Return all lines below containing the word "this".
*** Material for the task
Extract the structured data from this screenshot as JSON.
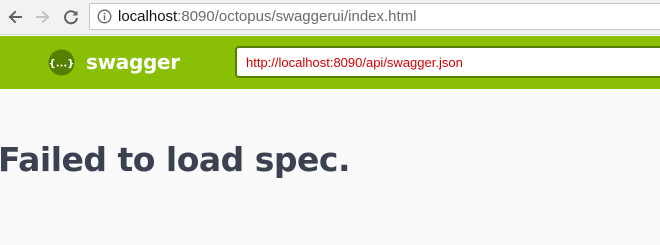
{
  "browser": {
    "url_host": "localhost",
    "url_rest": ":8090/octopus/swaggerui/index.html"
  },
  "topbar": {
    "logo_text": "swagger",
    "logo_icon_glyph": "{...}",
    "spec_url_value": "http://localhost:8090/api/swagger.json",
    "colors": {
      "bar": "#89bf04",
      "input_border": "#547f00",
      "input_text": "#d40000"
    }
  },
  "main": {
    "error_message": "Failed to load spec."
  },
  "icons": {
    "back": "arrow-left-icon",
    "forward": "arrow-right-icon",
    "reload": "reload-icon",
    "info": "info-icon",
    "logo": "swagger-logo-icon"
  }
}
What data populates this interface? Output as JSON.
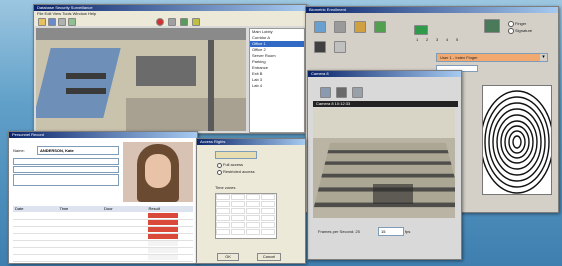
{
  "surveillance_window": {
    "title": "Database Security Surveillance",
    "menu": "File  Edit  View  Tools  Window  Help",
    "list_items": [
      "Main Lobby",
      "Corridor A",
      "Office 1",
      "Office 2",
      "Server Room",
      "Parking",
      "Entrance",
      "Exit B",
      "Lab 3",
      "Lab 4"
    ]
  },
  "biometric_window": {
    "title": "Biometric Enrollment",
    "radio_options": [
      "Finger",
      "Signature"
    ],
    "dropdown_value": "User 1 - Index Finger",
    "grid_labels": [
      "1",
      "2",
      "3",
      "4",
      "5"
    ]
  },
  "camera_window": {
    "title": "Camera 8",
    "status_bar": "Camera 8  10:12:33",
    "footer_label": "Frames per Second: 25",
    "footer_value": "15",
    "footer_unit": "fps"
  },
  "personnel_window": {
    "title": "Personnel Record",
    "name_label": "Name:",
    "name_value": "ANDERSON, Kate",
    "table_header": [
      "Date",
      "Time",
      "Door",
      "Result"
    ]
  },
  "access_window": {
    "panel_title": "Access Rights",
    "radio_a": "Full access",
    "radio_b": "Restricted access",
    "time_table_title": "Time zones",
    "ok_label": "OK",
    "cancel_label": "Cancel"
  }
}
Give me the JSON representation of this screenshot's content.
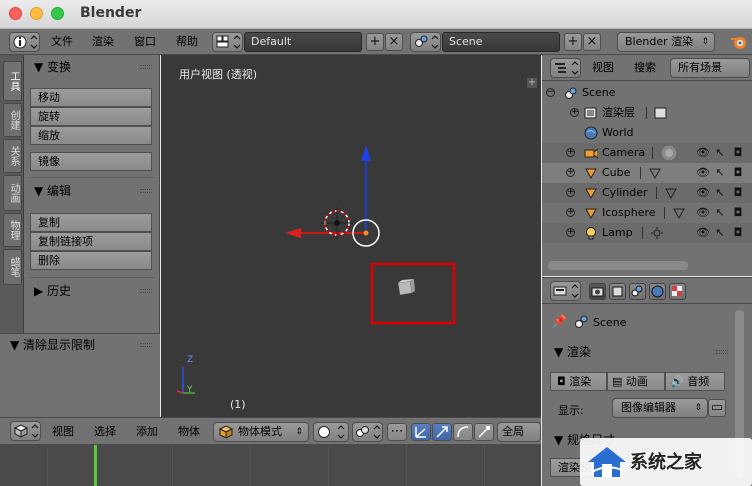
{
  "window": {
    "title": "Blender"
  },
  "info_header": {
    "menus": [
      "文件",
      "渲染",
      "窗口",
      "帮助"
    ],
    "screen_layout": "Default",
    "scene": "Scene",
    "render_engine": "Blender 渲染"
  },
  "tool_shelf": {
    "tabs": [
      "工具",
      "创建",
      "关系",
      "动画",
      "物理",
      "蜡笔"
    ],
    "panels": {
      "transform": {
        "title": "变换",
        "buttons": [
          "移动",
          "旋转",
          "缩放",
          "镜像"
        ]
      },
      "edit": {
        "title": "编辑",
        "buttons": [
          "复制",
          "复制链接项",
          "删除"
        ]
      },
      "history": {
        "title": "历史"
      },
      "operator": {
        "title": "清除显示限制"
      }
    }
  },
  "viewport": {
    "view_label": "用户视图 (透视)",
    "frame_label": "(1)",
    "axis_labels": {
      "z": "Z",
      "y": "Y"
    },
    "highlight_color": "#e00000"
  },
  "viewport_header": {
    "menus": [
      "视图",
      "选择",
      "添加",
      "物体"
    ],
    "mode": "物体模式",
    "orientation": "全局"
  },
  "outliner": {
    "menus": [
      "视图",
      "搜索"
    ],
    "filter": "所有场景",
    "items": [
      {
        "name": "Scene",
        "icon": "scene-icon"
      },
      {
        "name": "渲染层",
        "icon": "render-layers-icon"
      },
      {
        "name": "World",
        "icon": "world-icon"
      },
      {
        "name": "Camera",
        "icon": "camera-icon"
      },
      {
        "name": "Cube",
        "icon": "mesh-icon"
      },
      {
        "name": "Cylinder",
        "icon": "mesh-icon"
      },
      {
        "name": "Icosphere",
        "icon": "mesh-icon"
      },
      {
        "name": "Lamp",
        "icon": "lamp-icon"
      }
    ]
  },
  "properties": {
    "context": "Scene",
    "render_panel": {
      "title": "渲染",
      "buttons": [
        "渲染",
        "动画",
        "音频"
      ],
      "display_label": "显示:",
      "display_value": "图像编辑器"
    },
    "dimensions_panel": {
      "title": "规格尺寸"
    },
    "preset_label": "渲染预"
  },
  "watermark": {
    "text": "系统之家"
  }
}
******
> _Answer box_:
Extract the structured data from this screenshot as JSON.
What data populates this interface? Output as JSON.
Give me the JSON representation of this screenshot's content.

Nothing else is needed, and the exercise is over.